8 questions to ask before choosing a Property Manager

8 questions to ask before choosing a Property Manager

30 November 2018

All too often, rental property investors don’t evaluate and interview the property management team before deciding to use their services, says property expert Dani Robison at Forbes.com.

Yet, if you want them to manage your property for years and to enjoy a harmonious relationship, you should definitely get them to answer these eight questions before you commit to the relationship,

1. How long have you been in business?

Property management is a tough business.

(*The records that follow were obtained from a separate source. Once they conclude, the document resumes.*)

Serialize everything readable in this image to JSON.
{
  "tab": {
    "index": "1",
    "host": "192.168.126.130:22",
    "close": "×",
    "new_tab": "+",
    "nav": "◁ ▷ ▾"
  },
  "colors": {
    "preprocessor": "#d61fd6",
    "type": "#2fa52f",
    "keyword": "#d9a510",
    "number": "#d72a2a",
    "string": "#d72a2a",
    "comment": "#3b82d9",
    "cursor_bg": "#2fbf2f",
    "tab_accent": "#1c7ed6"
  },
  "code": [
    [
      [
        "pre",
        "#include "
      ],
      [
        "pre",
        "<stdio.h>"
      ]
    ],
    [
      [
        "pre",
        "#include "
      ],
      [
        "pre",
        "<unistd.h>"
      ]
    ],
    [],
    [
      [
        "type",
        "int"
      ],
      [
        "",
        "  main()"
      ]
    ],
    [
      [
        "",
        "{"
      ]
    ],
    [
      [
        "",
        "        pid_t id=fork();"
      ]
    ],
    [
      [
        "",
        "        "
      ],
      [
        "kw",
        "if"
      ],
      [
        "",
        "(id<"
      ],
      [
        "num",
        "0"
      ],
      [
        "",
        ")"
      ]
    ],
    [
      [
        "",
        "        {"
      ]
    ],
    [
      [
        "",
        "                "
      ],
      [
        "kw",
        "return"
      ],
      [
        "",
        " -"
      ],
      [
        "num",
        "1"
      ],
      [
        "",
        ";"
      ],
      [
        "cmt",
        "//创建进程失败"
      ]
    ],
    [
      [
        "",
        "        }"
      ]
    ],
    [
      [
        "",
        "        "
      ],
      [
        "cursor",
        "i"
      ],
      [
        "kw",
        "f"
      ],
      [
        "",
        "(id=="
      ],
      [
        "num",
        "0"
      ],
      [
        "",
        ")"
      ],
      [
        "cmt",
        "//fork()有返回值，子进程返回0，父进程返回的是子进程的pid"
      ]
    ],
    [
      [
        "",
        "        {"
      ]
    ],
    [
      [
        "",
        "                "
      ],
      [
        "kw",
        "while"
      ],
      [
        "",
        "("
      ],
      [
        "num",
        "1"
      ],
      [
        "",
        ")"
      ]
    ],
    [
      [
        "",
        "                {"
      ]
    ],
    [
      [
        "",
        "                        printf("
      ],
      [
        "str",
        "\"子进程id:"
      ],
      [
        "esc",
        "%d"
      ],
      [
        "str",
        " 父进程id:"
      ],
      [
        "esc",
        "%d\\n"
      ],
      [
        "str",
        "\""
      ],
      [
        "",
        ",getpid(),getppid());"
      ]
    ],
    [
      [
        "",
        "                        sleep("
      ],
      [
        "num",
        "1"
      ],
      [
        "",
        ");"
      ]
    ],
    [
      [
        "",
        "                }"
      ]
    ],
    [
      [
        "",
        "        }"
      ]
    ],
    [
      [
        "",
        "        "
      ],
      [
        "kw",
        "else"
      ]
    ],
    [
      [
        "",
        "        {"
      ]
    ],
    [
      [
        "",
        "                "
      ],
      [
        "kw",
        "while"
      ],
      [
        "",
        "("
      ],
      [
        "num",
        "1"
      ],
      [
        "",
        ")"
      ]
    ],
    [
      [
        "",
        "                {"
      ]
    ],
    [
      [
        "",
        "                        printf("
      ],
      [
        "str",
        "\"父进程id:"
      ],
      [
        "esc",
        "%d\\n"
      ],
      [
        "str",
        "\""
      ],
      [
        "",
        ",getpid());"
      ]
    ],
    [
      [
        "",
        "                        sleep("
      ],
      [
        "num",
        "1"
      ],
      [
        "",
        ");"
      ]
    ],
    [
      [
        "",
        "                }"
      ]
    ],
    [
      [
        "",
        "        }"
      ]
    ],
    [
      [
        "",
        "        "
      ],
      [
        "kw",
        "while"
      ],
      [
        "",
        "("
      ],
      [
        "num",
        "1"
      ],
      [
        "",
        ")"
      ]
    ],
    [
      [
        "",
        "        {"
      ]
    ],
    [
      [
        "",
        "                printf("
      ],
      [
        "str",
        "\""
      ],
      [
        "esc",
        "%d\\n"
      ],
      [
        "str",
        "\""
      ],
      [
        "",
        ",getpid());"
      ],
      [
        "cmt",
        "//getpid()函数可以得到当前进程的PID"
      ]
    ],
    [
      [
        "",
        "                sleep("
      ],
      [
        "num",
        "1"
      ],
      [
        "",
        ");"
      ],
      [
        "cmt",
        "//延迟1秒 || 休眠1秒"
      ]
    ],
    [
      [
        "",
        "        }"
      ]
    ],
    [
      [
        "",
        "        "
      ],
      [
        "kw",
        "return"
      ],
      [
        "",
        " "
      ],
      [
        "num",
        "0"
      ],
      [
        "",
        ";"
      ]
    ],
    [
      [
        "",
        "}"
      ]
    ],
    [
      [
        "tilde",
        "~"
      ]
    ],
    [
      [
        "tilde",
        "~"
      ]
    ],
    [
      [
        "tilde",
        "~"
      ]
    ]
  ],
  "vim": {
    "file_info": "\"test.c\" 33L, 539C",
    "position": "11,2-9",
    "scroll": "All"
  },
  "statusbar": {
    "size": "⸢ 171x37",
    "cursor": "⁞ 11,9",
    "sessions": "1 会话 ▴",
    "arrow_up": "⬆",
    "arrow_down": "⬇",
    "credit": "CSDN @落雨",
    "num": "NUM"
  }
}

It takes a certain person with great multitasking skills, awesome accounting and sales attributes, and a super-thick skin.

Someone who has been successfully working in property management for more than five years has a track record of being able to not only endure the job, but go through a few rental cycles in their local market to experience both the good and the bad.

2. What are your fees?

The biggest fee, and the one that will occur most often, is the property management fee. This is the fee that most charge on a monthly basis for their services. Depending on the market and the type of property they’re managing, rates may vary.

You will also want to ask about a reletting fee, the fee charged for re-renting a property to a new tenant. Is there a lease renewal fee if your tenant decides to stay? Also, do they collect the property management fee if the property is vacant? All of these will affect your bottom dollar.

3. Is there a standard deviation amount for maintenance?

Maintenance costs can become overwhelming in a rental if not managed well. Some property managers will have a standard deviation amount.

For example, if a repair is less than $250, they do the repair without asking permission and deduct it from your payment. Other property managers will customise this amount for you. Be sure to ask if there is a fee for maintenance in addition to the repair.

Occasionally, some property management teams will charge a flat fee or percent of a repair as a service fee in addition to the repair cost.

4. Will I receive regular reports or is there an online portal I can access?

In our modern world of information at your fingertips, most property management companies will offer an owner portal you can log into and see updates, account status, and more. If they don’t offer this, be sure to find out how often you will receive reports on your property.

Although property managers are there to alleviate the work you have to do yourself, you still want to keep an eye on your investment and make sure everything is running smoothly.

5. How often do you perform inspections?

The minimum should be annually. Ideally, there would be a property inspection every six months.

Inspections are very important. You want to make sure your tenant is clean and keeping the property well-maintained. These inspections can find issues that the tenant isn’t reporting like a leak in the roof, a constantly running toilet or their poor housekeeping.

Not finding out about these issues early on can be costly later.

6. What are your rental criteria for tenants?

Standard checks are criminal background, credit history, and employment/income verification. Almost every company will do these. However, what income are they requiring? Are they looking for a certain credit score? Understand these points so you will be comfortable with the tenants being approved. Some items can be customisable as long as they don’t impede on local tenancy laws.

Be sure to ask about deposits as well. Are they requiring first and last month’s rent and a deposit or just a deposit? How much is the deposit? Not all property managers collect one month’s rent as a deposit. Some may collect less. This could become very important when your tenant moves out after causing damage.

7. What is the average vacancy rate for the market?

As mentioned, a seasoned property manager with a few years under their belt can provide information on what the cycles are like in the market you are investing in. Right now, the vacancy rate may be at 3 per cent, but just a few years ago when things weren’t great, they were at 8 per cent. This will help you plan for the future if things go sour.

In addition to vacancy rates, find out how quick their turnaround time is when a tenant moves out. Timelines will vary based on how your prior tenant left the property. However, you can find out how long it takes them to rent a property once it’s ready. Should you be prepared to go one month without income from your property or only a week? That can make a huge difference.

8. What is your arrangement with the turnkey company?

If you’re using a turnkey provider to purchase your property, they likely have property management setup. Be sure to find out if they’re in-house, third party, or hybrid.

In-house property management may ease communication and the turnkey provider will have direct oversight.

If they’re third party, this could create service issues as there is no direct oversight from your turnkey provider.

Hybrid models attempt to blend those two. Hybrid property management is technically and legally third party, however, they have some oversight from the turnkey company. Often with hybrid models, you’re getting a more seasoned property manager which is a positive.

If you’re using a turnkey company to purchase your next real estate investment property, you must interview the property management team as part of your due diligence.

Long after the sales team has closed the deal with you, you will be working with the management team for years and years to come. Make sure it’s a relationship that will be a win-win for everyone.